Vision Res. 1995 Apr;35(8):1041-5. doi: 10.1016/0042-6989(94)00201-v.


Although the blind spot encodes no visual information, one never perceives an odd blob or blank there, but sees a complete scene of the world even when viewing monocularly. This phenomenon called "filling-in" might be related to mechanisms essential to surface perception, but the neural representation has still been unclear. To determine at what stage the computation for filling-in is established in the visual system, whether prolonged observation of a filled-in motion including the blind spot of one eye could cause motion aftereffect at the corresponding visual field of the other eye was examined. The result was positive--interocular transfer of motion aftereffect was obtained at the tested eye. This finding suggests the possibility that real motion and filled-in motion share a common motion pathway in an early stage in the human visual system.

Publication types

  • Research Support, Non-U.S. Gov't

MeSH terms

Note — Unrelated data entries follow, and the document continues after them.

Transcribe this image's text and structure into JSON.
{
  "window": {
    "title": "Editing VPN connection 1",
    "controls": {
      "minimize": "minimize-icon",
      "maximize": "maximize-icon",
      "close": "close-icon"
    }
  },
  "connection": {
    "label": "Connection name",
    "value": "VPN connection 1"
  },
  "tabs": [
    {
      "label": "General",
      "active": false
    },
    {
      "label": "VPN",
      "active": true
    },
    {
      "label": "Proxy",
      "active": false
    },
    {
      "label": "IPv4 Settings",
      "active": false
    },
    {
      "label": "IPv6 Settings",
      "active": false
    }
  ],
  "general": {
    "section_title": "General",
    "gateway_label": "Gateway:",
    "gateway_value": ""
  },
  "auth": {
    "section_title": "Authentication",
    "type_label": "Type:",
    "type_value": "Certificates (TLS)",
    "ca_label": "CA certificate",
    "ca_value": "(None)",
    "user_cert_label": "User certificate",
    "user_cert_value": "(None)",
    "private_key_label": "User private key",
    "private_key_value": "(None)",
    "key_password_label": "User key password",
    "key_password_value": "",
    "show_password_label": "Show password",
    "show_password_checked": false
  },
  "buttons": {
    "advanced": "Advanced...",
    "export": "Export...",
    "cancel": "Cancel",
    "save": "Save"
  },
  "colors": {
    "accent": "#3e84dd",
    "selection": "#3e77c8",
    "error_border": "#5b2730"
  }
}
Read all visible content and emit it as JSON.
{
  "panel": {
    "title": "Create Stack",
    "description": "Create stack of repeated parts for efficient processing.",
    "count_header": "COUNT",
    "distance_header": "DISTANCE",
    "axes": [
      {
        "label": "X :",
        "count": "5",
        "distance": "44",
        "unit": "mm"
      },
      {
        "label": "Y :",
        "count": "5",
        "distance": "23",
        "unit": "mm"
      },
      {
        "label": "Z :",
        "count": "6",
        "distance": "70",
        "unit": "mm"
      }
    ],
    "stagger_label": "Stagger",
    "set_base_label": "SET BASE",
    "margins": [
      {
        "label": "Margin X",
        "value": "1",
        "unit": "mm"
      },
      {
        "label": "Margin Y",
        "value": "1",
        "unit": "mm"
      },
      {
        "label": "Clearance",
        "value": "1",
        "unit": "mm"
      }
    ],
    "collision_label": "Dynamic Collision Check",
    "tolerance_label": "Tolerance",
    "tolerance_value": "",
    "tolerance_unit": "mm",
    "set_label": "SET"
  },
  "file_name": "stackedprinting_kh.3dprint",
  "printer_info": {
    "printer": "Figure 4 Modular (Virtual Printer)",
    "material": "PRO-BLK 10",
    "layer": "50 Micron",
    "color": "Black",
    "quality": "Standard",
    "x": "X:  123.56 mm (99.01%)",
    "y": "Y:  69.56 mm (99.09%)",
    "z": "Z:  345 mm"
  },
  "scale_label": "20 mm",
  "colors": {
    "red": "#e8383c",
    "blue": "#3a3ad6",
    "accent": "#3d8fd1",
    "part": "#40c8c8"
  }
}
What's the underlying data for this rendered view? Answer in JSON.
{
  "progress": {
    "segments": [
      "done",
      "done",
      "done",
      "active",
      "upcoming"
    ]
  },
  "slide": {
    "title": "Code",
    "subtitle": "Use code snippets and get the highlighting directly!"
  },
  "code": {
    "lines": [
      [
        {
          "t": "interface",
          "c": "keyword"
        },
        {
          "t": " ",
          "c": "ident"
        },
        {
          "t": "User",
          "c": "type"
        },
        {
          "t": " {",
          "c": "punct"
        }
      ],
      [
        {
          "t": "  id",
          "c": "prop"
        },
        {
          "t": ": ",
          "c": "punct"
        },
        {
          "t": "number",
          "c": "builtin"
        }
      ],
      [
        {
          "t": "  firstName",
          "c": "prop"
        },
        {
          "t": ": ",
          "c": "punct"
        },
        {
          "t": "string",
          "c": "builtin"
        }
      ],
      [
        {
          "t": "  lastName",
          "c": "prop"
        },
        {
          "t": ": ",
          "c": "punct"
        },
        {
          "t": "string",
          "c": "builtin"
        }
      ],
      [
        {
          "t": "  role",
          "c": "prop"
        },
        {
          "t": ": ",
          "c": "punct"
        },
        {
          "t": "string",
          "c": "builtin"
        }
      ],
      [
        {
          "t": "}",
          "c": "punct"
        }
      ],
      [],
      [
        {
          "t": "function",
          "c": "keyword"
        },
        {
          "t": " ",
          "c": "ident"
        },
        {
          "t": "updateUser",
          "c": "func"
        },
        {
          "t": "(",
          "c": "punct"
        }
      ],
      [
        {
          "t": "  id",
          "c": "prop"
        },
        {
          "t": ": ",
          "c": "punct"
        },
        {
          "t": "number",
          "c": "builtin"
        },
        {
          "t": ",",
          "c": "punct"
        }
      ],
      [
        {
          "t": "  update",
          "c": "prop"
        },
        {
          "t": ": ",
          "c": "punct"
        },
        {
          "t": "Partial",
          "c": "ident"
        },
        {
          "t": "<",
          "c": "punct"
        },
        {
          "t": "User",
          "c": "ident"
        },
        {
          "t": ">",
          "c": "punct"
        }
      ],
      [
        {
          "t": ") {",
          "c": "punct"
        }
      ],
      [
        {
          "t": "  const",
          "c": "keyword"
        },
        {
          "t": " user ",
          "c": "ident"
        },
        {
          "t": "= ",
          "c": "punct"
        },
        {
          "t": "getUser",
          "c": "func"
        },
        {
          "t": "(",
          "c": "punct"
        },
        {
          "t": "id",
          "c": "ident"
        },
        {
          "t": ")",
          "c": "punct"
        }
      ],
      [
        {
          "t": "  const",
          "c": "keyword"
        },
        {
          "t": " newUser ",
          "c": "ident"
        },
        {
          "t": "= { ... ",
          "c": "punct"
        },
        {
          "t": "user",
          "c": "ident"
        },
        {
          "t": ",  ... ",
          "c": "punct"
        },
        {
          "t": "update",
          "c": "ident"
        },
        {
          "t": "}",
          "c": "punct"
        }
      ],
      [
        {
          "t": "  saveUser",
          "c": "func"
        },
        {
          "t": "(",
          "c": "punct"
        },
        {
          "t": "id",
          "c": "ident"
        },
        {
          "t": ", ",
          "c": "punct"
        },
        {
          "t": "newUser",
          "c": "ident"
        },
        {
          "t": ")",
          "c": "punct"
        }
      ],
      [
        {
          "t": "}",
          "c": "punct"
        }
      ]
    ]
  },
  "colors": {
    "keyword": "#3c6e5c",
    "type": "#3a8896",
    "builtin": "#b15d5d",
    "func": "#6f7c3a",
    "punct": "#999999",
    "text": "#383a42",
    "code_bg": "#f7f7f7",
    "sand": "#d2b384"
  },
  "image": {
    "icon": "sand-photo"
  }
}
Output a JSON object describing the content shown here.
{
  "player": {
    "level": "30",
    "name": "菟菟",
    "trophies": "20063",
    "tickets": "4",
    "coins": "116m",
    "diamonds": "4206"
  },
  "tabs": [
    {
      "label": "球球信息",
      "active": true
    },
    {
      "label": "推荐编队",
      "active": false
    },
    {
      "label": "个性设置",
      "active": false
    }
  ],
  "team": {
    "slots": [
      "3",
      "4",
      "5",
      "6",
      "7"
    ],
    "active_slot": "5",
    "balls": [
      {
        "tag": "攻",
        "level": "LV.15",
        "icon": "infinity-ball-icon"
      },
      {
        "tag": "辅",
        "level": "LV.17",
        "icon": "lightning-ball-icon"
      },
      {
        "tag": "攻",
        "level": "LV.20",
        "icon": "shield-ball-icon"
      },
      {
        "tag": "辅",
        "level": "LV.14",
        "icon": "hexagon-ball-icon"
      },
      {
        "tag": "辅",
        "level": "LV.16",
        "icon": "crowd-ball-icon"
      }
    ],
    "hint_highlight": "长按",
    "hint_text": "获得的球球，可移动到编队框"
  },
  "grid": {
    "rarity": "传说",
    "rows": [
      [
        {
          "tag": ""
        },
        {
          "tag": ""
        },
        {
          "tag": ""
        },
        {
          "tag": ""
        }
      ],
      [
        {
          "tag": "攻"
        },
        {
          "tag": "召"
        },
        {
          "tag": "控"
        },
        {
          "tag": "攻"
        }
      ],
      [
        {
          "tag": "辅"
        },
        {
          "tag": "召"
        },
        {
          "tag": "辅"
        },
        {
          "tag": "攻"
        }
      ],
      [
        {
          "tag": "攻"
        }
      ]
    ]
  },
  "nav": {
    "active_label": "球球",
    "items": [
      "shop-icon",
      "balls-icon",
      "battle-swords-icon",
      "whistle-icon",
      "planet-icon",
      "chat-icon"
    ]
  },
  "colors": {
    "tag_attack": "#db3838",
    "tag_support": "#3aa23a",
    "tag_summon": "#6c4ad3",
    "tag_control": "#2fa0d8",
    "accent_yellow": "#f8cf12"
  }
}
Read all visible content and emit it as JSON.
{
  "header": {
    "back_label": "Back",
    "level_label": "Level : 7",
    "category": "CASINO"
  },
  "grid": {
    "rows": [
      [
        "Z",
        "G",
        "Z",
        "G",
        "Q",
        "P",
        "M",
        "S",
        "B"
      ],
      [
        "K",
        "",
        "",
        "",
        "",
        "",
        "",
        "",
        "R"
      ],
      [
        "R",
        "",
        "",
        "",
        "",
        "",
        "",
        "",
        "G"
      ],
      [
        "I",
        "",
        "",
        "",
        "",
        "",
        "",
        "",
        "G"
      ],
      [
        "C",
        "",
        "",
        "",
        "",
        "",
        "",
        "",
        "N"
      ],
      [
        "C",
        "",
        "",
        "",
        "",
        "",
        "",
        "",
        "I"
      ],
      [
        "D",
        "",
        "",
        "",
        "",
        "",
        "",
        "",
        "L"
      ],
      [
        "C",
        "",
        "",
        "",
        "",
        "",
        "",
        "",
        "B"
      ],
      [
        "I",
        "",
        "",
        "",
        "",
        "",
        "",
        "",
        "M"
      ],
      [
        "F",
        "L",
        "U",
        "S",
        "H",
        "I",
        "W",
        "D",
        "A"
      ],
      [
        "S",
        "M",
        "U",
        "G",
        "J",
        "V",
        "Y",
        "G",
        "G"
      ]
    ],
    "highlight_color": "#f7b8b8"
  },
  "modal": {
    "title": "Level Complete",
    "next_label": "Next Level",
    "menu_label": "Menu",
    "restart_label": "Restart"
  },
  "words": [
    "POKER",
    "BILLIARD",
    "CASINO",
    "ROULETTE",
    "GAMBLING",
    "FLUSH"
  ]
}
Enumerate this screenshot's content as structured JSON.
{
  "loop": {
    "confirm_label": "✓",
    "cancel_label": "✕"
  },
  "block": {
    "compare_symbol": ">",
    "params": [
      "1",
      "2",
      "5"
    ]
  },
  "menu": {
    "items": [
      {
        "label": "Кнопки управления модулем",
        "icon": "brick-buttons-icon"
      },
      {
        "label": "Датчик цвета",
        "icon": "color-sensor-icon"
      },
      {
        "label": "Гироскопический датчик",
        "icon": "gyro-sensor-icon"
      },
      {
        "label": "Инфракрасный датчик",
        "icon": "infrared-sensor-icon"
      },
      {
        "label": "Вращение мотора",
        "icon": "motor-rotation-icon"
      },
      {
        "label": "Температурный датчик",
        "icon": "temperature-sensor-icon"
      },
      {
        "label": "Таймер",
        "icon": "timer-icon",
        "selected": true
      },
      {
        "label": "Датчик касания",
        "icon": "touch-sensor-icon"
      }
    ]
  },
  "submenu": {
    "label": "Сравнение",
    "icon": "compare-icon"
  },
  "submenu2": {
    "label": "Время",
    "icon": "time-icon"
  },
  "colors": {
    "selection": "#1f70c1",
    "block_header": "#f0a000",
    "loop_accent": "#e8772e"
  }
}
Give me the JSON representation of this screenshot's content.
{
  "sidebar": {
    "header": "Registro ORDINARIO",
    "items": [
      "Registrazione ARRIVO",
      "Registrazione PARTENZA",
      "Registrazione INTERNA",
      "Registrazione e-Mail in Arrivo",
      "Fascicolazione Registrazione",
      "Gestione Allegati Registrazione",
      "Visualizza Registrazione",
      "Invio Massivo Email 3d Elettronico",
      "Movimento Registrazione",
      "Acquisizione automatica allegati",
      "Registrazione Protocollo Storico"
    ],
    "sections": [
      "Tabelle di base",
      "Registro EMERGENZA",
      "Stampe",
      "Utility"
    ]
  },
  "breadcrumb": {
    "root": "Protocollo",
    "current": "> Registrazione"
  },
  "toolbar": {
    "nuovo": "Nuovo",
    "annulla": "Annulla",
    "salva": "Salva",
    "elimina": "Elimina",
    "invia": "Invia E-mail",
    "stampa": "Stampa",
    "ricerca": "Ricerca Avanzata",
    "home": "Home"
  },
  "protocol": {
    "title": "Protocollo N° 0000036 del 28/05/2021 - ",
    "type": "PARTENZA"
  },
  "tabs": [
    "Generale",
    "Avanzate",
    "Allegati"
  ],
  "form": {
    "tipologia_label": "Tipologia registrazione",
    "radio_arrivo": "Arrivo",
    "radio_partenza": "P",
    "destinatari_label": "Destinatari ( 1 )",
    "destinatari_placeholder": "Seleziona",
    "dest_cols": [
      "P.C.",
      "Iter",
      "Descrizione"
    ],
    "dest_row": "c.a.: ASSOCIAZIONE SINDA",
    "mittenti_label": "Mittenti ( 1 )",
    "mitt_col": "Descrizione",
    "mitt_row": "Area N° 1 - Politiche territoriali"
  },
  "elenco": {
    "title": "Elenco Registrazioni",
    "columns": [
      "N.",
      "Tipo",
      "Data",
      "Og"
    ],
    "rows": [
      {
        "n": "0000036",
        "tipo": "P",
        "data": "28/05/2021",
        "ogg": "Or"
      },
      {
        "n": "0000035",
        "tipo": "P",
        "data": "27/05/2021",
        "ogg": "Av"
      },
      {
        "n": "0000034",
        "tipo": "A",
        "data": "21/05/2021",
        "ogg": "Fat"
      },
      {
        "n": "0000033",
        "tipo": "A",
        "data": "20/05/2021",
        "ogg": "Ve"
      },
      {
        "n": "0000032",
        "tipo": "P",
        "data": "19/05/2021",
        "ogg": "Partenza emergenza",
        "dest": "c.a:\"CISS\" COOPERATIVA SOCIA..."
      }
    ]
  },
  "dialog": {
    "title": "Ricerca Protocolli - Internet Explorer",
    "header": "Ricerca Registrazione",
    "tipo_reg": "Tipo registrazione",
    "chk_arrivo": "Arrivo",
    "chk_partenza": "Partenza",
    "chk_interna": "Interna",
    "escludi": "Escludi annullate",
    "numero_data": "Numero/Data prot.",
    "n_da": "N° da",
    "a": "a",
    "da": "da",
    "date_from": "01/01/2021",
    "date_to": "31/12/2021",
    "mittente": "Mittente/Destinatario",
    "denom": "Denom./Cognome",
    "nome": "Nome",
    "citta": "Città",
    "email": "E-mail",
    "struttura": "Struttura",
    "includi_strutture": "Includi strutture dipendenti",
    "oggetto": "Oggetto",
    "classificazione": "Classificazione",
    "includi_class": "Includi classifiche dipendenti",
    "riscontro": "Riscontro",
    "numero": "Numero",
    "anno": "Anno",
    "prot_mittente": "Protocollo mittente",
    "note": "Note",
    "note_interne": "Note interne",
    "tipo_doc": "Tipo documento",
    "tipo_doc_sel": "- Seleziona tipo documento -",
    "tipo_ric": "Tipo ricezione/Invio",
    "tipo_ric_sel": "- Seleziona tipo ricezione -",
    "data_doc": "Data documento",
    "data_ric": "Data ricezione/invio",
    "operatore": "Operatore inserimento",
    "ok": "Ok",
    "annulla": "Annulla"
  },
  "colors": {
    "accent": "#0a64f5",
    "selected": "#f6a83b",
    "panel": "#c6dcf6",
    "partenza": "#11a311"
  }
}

  • Adaptation, Ocular / physiology*
  • Afterimage / physiology*
  • Fixation, Ocular
  • Humans
  • Motion Perception / physiology*
  • Optic Disk / physiology*
  • Time Factors